He smiled broadly. "Ha! Time is the basis of music. Music is, I'd say," (Yes, she thought, of course he'd say….). "Music is our direct and conscious involvement in time. Elaborated by tonality to, uh, tie it to the spatial dimensions…. Well!" He hung his head in mock humility. "I'm getting a little lost here…."
"Anyway," she said. "I meant 'Time" with a capital T."
"Time is time."
"Didn't Einstein prove that time is elastic?"
"Ye-e-es, but—" His gaze wandered around the ceiling. Maybe the meaning of time was hidden in the mismatched vintage chandeliers
"Well," he said. Now he was staring past her shoulder. "Musical time is elastic too. Maybe consciousness is just a long jam session playing with time." He smiled, feeling either triumphant or drunk. She'd have to drive them home. He was a very good musician, with a faultless sense of rhythm, and earned his bread cutting soundtracks for commercials and TV shows, but he lived for his jazz band that played for tips in a noisy bar. She sipped her own wine. Alcohol influences time; maybe that's why we drink it. She pontificated to herself: the universe includes chemicals that change consciousness, therefore it understands consciousness…oh my god, if she was going to drive them home, she'd better stop after this glass.
"Relativity," he said.
"Oh, shut up," she said. She said it without inflection, the way you would observe that it was ten o'clock or that there was a new flowerpot by the neighbor's front door. The romance had sagged out of the evening. Of course romance had been her own expectation. Her boyfriend had spent the day negotiating with his agent, hence in constant and often irritating talk, and she knew from experience that such days left his head buzzing with words that he'd have to talk out. Talking nonsense soothed him at times like this, and putting up with it was, she supposed, an act of love itself. How could it be that such a tiny corner of the universe was so full of intricate complications? She raised her glass as the waiter came by and nodded towards her boyfriend. The waiter understood and topped them both off. Since she was going to drive home anyway, she may as well push him past the talkative stage and into drowsy desire with one more glass. She took a token sip of her own, then set it to off to the side

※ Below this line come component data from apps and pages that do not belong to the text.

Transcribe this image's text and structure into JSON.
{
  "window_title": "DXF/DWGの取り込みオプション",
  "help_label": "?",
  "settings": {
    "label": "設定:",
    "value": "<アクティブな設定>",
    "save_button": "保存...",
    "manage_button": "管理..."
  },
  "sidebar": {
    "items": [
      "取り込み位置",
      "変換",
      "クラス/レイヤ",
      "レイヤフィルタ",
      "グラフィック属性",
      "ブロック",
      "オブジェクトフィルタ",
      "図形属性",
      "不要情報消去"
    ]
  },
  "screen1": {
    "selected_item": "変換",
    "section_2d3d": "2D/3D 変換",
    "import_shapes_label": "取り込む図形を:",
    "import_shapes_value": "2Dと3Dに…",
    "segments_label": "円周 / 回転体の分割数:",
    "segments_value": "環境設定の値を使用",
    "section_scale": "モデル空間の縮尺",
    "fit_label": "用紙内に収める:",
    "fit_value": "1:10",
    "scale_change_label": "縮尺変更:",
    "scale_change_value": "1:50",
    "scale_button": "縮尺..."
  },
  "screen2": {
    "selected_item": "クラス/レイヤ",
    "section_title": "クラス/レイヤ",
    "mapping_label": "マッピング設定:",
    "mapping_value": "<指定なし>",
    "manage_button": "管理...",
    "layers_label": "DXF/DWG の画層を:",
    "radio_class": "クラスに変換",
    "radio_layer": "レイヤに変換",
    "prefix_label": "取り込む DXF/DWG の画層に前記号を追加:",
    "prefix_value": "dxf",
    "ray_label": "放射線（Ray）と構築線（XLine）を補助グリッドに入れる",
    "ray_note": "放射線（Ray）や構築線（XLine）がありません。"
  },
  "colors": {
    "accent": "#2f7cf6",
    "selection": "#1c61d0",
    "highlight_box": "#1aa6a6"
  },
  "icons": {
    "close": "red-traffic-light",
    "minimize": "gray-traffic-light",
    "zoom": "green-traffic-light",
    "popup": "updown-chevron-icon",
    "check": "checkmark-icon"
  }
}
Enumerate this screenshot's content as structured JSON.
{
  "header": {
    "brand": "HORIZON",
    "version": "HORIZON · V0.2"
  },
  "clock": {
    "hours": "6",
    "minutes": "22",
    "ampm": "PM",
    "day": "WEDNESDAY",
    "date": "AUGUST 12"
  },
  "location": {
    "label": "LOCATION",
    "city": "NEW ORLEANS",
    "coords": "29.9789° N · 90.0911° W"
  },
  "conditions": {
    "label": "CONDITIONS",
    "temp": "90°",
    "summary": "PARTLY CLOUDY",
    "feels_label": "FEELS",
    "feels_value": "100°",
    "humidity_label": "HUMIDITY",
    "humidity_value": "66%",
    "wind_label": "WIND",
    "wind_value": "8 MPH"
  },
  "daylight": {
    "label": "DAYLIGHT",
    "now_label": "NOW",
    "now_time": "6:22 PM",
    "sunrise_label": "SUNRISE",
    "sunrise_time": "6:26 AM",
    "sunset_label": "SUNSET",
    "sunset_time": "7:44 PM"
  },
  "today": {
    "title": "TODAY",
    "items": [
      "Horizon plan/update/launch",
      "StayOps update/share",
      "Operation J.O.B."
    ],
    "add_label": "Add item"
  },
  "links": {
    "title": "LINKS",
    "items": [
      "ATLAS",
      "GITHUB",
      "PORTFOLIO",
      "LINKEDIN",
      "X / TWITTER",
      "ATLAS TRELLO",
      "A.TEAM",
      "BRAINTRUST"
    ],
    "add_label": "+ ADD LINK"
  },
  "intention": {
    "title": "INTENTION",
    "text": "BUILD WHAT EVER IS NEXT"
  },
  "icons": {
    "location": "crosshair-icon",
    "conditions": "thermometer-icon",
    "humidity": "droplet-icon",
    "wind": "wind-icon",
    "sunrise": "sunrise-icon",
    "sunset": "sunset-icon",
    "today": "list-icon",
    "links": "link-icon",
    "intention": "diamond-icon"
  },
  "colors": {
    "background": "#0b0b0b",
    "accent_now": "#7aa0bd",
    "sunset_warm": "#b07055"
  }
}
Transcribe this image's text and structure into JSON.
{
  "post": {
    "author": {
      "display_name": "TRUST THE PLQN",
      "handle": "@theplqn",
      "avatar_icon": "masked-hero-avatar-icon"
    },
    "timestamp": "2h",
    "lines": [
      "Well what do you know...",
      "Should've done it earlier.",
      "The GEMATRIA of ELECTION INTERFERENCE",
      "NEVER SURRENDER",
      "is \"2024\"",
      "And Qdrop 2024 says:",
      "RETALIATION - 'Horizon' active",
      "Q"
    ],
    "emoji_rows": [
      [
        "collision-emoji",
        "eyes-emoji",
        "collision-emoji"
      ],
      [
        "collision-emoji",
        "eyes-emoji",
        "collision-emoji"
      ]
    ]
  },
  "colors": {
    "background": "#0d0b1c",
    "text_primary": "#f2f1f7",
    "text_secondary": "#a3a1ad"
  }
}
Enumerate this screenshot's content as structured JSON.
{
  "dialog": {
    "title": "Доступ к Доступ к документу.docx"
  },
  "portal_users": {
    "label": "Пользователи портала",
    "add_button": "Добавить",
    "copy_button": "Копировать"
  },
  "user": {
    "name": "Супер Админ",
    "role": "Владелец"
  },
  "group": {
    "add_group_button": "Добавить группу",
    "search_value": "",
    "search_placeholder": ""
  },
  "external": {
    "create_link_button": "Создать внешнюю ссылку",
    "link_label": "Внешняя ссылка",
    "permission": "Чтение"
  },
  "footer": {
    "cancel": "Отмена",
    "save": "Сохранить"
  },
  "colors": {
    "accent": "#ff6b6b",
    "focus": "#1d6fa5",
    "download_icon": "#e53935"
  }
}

Chemicals born out of dying stars swirled into the tangle of nerve cells that held her boyfriend's soul, and calmed him down. He talked less, his smile became gentler. Soon, older patterns of living, evolved before words, would take over. His eyes glinted. By the time they got home, and she would drive slowly, he should be just sobered up enough for her own purposes. Time spoke through her nerves as well. He was a good sort, but by god he could be tedious sometimes.
They left the restaurant. The car was parked on a tree-lined side street, and as they walked towards it, arm in arm, away from the lamps and signs of the main road, she glanced up at the sky. Between the silhouetted branches, she noticed, now and then, the paltry glimmer of stars. The stars, the very stars they had evolved from. She squeezed his arm, and he smiled without looking back at her as they walked.